Being German I naturally pride myself of belonging to a nation that can organise things. In fact, in line with German modesty, I always thought we were the world champion in getting things done. Not necessarily the best in everything (just most things), but the best overall. Now, Japan puts a serious dent into my patriotic pride. Let’s play a little competition encompassing three disciplines: airport arrival process, train travel, hotel check-out (very appropriate to the start of the 2016 Rio Olympics).

Shinkansen – a valuable player in the Japanese team.

Let’s start with our arrival process in Tokyo’s Narita airport: my expectation was to see millions of little, hectic people running around nervously, an hour wait at immigration and some more thirty minutes at the baggage claim. Very far from the truth: everything was super relaxed, there was no wait at the approximately 20 open immigration counters and when we reached the baggage claim our bags trundled already on the conveyor belt. I don’t even want to compare this experience with Munich’s airport. Certainly a 1:0 Japan. In fact, even better: I don’t know how you feel about people’s behaviour around the baggage claims. I for myself am always surprised why people think that standing as close to the conveyor belt as possible, ideally with a trolley between themselves and the conveyor belt, is a good idea. If I am honest, it is usually one of these situations where I wish that Q had equipped myself with a vaporising wrist watch that I could point at these idiots and turn them into dust. No need for that in Narita: people waited calmly a couple of meters away from the claims area – this, unfortunately, puts Japan in the lead 2:0. Only 60 minutes into the game.

Next part: train travel. Step one: ticket acquisition. When we arrived at the railway ticket office I thought: bugger! There were at least 15 people ahead of me. Despite the fact that the single queue was served by 6 counters (this could be the 3:0 for Japan: I have a really hard time with these individual queues in Germany where just the queue selection process requires supernatural abilities to detect whether the dork factor in a queue might lead to an extended processing time and thus to a longer wait. But I make this a near miss – Germany should have a chance in the game) I expected at least a 30 minute wait time. Boy, was I surprised when just a few minutes later I talked to a clerk sorting out our seat reservations for our two journeys consisting of 2 legs each. And my surprise increased when the chap, with just a few clicks on this screen, handed me the tickets in virtually no time without a typing orgy. Deadly. Japan scores again: 3:0.

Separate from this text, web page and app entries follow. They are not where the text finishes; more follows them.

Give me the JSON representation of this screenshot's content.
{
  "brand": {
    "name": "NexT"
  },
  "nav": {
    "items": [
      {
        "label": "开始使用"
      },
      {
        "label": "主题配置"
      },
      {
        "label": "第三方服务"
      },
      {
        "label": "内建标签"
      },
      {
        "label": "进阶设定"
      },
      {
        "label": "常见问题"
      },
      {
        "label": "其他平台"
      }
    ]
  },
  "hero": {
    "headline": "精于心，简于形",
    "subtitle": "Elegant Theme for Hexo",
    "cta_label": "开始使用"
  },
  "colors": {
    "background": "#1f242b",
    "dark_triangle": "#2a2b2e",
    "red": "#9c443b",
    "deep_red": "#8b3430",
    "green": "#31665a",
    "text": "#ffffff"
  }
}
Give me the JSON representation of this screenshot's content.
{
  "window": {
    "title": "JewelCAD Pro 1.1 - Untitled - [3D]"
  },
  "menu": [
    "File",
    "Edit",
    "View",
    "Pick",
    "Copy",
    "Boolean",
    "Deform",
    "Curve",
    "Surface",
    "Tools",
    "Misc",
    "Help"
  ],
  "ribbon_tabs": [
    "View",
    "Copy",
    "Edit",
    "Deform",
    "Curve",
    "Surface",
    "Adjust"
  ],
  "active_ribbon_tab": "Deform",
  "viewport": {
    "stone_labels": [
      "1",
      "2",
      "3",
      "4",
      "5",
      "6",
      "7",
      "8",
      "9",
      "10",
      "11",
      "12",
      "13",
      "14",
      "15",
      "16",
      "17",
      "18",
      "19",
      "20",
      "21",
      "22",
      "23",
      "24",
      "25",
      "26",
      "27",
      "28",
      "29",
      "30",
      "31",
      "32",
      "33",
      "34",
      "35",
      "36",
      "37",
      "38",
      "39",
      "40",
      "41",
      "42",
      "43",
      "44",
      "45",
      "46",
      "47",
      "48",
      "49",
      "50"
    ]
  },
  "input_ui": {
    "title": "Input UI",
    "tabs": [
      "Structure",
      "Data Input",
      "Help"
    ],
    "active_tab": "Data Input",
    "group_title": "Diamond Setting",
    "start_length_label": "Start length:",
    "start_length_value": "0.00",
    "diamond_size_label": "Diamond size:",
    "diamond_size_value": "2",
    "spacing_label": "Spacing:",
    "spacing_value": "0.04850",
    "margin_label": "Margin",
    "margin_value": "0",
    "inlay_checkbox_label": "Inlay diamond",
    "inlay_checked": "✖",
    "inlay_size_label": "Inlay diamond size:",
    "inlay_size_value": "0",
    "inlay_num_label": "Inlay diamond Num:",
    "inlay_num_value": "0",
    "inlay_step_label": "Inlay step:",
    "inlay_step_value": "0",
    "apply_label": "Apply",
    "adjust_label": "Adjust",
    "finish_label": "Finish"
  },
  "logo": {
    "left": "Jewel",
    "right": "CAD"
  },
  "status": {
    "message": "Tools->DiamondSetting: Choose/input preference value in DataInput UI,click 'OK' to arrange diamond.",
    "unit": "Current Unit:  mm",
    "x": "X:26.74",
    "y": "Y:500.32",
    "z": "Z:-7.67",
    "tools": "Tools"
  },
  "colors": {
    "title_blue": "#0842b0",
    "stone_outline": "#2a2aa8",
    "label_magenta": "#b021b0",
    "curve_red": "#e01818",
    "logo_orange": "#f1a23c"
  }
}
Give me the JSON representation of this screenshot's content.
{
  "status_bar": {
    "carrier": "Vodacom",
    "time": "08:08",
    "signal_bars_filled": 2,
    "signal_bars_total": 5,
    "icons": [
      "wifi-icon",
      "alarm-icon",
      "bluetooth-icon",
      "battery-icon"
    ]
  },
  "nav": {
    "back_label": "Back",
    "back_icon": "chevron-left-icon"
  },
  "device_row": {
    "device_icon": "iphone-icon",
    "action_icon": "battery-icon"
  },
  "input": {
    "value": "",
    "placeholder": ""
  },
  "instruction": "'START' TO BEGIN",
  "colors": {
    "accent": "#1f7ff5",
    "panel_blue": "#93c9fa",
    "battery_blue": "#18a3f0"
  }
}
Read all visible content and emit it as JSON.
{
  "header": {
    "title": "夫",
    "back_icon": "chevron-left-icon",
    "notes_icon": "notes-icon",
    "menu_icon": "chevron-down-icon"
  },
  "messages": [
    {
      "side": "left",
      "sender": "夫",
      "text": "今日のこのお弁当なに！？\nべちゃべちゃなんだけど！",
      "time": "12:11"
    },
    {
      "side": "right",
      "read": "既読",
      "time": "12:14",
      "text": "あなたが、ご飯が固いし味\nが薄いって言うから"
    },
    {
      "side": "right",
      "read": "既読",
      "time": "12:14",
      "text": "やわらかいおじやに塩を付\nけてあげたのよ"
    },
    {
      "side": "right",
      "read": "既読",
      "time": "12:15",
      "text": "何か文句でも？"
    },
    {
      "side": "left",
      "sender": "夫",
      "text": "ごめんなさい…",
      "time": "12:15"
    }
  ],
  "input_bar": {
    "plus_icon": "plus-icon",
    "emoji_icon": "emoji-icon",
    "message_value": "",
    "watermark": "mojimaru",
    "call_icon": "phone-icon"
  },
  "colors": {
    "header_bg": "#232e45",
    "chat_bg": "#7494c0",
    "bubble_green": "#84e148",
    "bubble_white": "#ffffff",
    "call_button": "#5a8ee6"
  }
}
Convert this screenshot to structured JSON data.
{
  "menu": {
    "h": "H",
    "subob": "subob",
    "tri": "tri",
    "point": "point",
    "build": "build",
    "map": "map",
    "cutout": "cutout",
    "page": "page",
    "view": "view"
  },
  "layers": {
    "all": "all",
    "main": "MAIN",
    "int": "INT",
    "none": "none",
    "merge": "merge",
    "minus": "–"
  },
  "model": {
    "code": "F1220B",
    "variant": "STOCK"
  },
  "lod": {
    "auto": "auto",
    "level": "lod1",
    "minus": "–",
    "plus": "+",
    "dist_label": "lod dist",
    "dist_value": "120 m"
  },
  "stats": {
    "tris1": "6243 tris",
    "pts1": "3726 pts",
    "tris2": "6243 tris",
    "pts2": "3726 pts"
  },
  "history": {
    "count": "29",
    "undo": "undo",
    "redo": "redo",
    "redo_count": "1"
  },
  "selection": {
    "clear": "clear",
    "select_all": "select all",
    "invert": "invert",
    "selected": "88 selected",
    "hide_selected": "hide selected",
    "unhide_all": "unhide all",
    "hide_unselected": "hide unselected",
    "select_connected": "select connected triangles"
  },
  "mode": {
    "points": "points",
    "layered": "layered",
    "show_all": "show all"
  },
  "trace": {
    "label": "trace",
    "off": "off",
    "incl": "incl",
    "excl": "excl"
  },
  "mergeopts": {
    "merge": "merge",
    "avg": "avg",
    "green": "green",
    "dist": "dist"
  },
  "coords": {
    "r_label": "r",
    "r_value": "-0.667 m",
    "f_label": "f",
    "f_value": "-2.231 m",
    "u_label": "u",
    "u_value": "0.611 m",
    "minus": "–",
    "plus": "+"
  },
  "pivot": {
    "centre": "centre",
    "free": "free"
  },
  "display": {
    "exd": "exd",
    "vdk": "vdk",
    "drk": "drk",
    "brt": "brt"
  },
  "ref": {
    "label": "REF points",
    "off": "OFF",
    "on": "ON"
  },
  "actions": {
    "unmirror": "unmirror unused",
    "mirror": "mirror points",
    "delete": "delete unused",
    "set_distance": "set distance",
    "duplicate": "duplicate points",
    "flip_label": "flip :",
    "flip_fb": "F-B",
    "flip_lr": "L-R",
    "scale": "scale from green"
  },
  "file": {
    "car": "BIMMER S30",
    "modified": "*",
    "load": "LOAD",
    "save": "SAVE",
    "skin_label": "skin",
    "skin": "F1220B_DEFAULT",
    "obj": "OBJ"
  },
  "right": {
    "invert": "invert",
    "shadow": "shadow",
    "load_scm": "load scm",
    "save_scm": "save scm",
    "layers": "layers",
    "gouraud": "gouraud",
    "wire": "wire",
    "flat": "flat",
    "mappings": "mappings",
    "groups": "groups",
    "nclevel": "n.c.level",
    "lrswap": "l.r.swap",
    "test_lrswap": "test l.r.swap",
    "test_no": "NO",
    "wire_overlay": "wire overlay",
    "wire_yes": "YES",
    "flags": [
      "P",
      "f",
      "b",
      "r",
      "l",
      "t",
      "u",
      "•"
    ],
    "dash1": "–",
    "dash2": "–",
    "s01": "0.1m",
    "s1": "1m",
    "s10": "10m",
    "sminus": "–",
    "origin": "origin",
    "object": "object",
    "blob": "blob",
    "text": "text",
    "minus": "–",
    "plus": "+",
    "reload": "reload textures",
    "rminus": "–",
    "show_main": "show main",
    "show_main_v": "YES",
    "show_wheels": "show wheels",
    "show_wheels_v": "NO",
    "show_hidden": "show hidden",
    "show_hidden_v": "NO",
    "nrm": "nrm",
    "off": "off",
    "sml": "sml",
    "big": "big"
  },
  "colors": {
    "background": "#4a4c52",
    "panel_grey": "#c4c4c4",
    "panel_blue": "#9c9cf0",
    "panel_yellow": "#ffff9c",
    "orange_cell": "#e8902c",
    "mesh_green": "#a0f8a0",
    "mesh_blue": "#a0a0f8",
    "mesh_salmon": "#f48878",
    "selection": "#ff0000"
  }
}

That the Shinkansen is a superb train is not really a surprise. I would see the Shinkansen, the French TGV and the German ICE as THE trains in the world. So I expected no advantage for Japan here. Wrong, unfortunately. A lethal counterattack of the Japanese strikers led to another goal for Japan: 4:0. See for yourself:

Row after row
It would be so nice if our family of four could sit facing each other.
What hey – wait: what’s this?
Family seating
Bingo. No chance for the German keeper. They’ve done it again.


Annotation: the air conditioning in the Shinkansen works. Outside temperature approximately 34° Celsius. But I’m sure they fixed that in the ICE. Didn’t they?

Final discipline: hotel check-out. Not necessarily Germany’s strength, admittedly. But, they’re still doing okay compared to Great Britain or the US, where receptionists usually take about 25 minutes to get the bill printed displaying obvious signs of cluelessness when operating the reception computer (they’re doing ok on the smart phone typing messages to their mates, though). This morning it took me less than 2 minutes to get the bill (correct) printed and pay. Sneaky bastards. That’s the 5:0 in the last minute of the game.

Pooh. That’s a tough nut to crack. But we still have the better pretzels in Germany. Take that. (Even the beer is good in Japan).